Here as elsewhere, it is difficult to assess just how Mapplethorpe intends his title to be taken. Danto founds his case for Mapplethorpe on the principle of consent—that Mapplethorpe was not a voyeur like Gary Winogrand or a stalker (his word) like Cartier-Bresson or a betrayer of confidences like Diane Arbus. This is true enough; all his published pictures feature fully informed models who signed releases, and all that they depict was carefully staged (they are not photographs of sex, but of sexual displays). But Danto cites Winogrand's kamikaze shots of nameless women on the street as products of a predatory tactic that is tantamount to rape-by-lens (neglecting to mention that Winogrand operated identically when photographing society people, ranchers, politicians, writers, cars, lampposts, parking lots), and contrasts their heartless anonymity with Mapplethorpe's respect for his subjects as demonstrated by his titles:Even when all we are shown is a nude torso, cropped, like that of Lydia Cheng, at the knee and neck, so that the body looks altogether impersonal, it is given an identity and an owner: it is the body of a particular woman who consented to be shown nude.Perhaps this is so, although it is disconcerting that of all the many pictures he took of Lydia Cheng, not one shows her face [. . .]. When it comes to his pictures of individual precincts of male anatomy, the message seems more deliberately mixed. A penis can be simply "Cock," or it can be "Lou" (according credit to its namesake for the hair-raising feat of inserting his little finger past the first knuckle into his urethra), or it can be "Mark Stevens" (a celebrity phallus). Or it can be "Richard," which seems to mean (besides any considerations of the fact that Richard might not want his face and his tortured member to appear in the same shot, although he is proud of it) that Richard is equivalent to his trussed penis, that his spirit resides within it, that he is thereby exceptional among the endless parade of nameless meat in the back room. [. . .]

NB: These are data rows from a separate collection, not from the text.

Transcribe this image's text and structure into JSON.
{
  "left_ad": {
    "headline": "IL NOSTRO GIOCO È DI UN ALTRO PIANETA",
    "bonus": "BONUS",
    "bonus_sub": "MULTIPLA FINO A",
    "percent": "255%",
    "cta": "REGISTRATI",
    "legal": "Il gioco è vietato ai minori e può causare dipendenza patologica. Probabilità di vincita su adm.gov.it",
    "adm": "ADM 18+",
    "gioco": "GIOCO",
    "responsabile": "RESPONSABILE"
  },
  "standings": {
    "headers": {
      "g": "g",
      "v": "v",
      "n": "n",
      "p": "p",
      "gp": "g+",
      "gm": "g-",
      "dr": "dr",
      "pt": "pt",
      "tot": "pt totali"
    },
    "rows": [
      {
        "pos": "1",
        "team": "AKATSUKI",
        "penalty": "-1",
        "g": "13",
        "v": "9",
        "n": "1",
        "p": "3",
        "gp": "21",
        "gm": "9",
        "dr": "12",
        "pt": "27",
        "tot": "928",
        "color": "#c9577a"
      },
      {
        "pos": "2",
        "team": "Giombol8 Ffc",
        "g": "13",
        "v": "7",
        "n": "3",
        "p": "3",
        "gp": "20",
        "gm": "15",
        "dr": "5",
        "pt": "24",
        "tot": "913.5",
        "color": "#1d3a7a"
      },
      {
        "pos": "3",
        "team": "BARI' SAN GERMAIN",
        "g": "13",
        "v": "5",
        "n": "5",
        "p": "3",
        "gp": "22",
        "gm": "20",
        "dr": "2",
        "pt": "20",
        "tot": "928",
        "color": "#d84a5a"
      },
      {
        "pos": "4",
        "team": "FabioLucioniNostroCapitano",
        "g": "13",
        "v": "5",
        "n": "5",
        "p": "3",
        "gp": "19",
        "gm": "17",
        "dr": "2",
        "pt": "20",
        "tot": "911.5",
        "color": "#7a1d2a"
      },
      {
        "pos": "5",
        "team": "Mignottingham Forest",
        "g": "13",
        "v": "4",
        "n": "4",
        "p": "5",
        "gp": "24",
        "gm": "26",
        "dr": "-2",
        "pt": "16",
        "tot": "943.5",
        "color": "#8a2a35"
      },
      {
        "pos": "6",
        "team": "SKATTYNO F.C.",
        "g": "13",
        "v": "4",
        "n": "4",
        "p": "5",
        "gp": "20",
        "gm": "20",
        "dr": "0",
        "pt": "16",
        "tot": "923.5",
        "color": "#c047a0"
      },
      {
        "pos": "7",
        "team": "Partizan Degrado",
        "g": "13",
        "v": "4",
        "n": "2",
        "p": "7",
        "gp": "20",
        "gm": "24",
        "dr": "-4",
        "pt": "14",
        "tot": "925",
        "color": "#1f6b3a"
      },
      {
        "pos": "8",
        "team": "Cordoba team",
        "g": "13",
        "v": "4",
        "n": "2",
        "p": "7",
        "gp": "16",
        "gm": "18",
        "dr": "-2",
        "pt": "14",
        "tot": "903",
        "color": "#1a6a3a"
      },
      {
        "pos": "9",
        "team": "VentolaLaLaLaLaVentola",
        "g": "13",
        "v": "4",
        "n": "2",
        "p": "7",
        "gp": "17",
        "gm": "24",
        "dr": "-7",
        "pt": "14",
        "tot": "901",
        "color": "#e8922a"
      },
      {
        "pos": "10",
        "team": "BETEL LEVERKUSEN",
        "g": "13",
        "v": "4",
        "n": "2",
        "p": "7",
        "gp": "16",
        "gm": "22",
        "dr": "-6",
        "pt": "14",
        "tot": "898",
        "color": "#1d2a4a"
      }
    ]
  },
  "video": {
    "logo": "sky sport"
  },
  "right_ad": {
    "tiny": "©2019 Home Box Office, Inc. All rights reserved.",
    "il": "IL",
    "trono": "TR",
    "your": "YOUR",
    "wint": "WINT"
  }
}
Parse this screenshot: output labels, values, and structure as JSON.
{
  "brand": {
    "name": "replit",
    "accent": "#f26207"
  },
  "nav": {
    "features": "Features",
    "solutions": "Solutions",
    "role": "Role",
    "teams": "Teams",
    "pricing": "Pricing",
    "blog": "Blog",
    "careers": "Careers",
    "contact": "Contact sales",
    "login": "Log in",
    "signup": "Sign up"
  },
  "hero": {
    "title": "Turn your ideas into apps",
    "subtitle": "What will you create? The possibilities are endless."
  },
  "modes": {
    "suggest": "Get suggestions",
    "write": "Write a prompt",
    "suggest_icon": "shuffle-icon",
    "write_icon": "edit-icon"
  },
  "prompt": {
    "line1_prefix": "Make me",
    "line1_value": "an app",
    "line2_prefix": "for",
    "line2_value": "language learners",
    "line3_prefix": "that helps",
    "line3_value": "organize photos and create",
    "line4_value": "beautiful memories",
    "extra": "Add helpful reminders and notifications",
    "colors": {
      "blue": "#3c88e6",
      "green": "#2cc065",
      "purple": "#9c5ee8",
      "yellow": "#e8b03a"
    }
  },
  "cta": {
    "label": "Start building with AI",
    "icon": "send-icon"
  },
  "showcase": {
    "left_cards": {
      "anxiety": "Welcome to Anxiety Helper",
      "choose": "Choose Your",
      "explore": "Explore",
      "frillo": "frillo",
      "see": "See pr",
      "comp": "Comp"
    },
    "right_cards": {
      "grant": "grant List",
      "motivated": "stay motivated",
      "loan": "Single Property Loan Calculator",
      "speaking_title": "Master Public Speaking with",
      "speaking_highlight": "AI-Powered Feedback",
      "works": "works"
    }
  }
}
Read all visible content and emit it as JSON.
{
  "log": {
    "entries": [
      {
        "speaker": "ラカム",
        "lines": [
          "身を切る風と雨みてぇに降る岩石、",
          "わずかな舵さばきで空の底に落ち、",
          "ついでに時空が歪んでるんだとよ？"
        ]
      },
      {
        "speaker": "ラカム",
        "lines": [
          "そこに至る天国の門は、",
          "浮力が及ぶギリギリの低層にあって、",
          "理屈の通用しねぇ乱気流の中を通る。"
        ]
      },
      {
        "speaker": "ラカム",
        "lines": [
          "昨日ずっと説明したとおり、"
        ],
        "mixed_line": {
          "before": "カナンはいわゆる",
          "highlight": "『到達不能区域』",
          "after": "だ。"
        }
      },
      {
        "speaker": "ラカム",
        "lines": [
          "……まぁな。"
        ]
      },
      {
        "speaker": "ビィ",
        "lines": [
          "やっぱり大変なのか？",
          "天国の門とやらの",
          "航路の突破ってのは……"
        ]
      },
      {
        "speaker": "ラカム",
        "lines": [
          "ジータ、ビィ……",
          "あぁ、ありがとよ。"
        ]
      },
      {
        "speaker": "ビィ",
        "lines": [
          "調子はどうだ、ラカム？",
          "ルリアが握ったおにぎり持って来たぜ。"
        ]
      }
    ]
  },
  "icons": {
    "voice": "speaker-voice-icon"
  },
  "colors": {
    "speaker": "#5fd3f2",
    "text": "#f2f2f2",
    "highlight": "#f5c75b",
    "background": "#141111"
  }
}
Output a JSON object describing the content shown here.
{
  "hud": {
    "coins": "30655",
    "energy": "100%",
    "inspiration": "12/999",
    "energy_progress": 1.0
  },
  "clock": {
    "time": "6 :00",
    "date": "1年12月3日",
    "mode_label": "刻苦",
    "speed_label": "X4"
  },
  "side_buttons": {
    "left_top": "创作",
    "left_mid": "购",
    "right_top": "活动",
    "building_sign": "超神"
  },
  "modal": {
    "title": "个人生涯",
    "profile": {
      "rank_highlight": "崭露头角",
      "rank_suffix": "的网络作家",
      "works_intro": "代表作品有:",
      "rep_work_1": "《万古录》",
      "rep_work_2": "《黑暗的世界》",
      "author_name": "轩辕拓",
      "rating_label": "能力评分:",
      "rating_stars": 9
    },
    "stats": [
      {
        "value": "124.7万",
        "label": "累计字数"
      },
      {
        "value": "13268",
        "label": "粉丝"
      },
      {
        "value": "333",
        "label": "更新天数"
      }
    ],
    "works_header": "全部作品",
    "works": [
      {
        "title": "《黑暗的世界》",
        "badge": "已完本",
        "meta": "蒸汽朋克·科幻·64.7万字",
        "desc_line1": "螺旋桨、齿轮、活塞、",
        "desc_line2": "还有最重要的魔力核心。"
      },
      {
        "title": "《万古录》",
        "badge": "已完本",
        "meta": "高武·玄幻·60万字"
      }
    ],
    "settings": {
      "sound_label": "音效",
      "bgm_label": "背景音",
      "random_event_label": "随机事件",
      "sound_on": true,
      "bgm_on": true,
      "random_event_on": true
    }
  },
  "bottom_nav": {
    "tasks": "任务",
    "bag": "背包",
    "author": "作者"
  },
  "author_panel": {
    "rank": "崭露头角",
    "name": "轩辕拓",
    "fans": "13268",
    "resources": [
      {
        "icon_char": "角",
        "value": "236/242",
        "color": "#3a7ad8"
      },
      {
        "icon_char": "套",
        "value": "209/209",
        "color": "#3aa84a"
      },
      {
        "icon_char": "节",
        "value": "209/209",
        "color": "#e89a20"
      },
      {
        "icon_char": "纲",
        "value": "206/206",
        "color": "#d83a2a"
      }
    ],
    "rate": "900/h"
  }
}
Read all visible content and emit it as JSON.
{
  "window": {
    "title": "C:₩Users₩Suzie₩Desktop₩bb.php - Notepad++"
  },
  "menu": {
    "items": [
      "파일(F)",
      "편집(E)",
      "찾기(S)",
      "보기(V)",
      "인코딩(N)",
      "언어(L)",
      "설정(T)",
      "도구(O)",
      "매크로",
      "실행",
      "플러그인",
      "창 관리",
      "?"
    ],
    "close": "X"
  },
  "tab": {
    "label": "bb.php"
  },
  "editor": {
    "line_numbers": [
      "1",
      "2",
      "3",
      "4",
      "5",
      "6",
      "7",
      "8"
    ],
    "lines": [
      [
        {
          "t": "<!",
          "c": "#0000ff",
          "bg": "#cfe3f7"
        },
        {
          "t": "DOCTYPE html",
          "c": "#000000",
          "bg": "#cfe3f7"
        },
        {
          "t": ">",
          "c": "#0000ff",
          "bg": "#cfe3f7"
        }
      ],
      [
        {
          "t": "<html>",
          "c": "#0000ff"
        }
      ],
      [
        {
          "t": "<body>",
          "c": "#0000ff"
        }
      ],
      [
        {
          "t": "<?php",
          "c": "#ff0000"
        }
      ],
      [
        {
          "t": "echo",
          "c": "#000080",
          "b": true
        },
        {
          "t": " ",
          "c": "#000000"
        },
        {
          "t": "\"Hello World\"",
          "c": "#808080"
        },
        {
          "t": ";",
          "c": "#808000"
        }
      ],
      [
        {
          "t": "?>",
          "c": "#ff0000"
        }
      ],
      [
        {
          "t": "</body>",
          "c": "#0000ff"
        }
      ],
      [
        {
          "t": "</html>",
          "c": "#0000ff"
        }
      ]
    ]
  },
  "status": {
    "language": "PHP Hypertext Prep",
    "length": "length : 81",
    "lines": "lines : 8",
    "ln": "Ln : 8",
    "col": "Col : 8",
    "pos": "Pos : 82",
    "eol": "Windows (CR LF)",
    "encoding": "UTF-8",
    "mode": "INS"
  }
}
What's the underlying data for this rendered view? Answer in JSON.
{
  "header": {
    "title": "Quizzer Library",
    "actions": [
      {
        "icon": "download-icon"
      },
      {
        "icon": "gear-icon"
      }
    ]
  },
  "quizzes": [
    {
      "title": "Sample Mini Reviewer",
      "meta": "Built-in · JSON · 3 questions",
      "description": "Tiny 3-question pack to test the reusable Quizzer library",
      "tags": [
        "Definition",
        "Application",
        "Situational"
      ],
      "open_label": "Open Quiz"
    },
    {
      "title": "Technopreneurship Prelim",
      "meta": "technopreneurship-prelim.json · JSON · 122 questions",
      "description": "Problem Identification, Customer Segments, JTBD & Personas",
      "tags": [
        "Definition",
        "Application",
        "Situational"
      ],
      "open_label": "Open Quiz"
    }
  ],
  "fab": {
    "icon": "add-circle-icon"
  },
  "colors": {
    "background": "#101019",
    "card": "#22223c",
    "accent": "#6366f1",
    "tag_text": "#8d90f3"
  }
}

Finally, should we expect naming to carry the same weight and perform the same function across the various genres of photography ~ photojournalism, propaganda (bookkeeping), documentary, art.